— REQUIREMENT —
Report every line of the listing below in which the string "Night" appears.

— DATA PROVIDED —
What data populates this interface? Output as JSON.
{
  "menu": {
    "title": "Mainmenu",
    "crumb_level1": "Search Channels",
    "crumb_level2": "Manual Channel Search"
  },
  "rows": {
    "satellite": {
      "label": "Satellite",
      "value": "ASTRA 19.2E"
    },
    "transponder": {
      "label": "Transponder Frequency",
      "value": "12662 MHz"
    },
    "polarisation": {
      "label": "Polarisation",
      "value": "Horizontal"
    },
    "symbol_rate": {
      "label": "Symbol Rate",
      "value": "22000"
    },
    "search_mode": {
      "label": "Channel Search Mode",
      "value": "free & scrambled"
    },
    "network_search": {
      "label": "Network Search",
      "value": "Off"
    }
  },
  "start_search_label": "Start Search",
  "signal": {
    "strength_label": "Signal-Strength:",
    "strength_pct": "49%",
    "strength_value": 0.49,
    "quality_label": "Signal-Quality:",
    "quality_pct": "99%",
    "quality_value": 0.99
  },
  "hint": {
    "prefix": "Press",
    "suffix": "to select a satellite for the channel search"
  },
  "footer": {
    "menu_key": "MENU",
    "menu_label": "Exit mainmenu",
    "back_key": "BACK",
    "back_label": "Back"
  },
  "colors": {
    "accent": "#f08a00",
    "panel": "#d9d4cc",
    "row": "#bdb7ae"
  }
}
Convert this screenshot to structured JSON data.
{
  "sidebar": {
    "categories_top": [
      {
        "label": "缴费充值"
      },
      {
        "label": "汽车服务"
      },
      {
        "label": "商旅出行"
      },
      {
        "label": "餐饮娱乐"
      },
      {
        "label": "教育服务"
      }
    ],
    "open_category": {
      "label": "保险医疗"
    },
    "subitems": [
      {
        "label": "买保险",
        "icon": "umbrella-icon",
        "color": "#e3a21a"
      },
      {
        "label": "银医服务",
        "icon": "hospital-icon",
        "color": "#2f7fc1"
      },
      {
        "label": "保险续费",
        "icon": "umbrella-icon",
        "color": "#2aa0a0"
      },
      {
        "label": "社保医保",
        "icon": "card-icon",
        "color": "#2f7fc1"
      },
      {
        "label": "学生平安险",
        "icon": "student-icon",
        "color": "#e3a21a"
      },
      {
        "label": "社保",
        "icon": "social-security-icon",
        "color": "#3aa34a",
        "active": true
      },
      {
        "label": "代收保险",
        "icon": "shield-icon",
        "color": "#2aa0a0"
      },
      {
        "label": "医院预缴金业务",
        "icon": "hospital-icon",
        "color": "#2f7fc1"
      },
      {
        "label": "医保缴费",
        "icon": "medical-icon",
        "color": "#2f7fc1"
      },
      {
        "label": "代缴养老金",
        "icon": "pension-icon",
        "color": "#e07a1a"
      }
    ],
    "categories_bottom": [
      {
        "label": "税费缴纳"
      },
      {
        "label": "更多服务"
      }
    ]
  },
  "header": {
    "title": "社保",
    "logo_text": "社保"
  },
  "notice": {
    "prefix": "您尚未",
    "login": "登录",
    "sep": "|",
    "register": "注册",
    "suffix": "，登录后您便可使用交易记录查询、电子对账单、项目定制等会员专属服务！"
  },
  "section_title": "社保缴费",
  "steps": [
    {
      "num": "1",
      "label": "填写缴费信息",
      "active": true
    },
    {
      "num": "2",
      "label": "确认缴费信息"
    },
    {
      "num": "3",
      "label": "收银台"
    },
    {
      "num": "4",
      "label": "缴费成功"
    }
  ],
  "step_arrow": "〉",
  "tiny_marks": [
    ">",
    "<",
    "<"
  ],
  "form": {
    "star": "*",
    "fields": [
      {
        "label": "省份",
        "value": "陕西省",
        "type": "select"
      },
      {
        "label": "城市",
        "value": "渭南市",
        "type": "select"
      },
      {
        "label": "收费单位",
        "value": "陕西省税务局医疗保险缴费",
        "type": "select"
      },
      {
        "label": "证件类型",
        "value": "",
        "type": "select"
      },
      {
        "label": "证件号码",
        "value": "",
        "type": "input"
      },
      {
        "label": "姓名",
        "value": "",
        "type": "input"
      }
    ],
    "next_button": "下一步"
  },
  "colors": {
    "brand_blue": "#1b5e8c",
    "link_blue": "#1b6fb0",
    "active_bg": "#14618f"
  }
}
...
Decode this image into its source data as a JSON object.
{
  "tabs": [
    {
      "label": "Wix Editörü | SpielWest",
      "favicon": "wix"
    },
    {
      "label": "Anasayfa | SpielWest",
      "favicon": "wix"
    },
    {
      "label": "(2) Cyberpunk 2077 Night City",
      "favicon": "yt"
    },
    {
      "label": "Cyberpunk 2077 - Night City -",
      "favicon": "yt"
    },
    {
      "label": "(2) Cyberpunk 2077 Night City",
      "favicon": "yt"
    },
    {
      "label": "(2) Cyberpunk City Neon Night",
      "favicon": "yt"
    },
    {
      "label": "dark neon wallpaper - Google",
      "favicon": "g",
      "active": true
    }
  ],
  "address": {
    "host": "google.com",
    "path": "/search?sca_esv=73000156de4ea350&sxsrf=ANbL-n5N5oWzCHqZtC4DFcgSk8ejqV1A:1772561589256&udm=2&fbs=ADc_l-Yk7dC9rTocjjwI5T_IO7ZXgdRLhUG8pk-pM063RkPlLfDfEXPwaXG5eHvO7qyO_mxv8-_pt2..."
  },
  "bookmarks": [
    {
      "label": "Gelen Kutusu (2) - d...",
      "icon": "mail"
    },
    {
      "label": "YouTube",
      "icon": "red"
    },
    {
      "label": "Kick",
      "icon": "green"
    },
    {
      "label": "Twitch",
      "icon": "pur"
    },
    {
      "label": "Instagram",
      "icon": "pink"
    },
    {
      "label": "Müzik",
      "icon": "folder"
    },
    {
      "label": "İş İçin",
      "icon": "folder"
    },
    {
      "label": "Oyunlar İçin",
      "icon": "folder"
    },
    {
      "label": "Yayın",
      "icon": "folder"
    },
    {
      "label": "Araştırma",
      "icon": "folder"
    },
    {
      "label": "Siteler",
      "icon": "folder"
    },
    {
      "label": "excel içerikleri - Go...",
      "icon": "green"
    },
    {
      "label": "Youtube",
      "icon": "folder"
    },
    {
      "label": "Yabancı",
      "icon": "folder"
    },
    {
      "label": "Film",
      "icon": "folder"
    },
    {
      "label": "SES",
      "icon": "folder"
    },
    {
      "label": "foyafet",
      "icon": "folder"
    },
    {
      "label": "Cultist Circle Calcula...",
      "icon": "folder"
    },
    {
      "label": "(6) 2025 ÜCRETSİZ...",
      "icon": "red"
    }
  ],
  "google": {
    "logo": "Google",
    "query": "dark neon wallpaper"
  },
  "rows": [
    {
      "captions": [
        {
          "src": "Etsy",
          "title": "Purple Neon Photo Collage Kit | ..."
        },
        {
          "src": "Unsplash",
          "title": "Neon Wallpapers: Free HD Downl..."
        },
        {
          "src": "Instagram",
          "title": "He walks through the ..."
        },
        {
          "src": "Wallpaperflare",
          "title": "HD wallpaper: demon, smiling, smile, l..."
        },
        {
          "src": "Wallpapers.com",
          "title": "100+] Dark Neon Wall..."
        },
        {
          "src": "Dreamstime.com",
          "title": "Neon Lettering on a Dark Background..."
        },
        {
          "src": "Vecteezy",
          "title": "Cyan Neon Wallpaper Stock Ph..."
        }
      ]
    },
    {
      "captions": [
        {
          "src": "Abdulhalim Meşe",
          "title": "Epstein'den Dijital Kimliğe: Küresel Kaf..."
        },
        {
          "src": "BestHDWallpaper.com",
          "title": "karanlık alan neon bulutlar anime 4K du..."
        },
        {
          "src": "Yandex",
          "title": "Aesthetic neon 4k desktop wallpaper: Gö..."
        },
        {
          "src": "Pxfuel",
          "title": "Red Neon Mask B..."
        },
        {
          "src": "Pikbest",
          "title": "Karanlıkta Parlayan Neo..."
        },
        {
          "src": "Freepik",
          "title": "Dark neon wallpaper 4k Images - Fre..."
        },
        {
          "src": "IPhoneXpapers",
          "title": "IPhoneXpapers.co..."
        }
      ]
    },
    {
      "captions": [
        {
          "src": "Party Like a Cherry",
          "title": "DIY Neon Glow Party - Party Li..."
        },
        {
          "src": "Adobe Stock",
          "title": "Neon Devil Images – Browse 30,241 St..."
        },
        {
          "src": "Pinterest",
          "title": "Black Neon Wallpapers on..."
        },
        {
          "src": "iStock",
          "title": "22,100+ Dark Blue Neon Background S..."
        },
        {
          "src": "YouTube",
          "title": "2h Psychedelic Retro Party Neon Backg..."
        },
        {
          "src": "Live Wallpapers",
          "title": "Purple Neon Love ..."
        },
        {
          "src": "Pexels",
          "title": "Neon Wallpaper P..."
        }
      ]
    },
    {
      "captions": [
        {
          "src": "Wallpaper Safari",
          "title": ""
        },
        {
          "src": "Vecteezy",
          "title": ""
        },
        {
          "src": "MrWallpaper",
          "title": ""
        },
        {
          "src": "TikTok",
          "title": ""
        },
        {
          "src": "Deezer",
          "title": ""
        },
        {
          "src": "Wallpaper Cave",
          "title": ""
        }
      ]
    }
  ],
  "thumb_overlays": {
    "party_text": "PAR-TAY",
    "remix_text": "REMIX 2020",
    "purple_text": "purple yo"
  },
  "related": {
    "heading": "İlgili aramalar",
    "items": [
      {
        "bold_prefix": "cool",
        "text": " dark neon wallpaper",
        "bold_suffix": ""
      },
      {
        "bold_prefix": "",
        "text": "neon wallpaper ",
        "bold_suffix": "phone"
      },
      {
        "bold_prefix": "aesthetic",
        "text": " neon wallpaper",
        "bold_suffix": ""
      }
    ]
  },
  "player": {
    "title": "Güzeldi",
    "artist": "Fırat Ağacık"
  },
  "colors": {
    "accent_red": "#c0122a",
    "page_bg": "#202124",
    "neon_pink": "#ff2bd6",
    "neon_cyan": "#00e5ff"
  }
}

— RESPONSE BOX —
      "label": "(2) Cyberpunk 2077 Night City",
      "label": "Cyberpunk 2077 - Night City -",
      "label": "(2) Cyberpunk 2077 Night City",
      "label": "(2) Cyberpunk City Neon Night",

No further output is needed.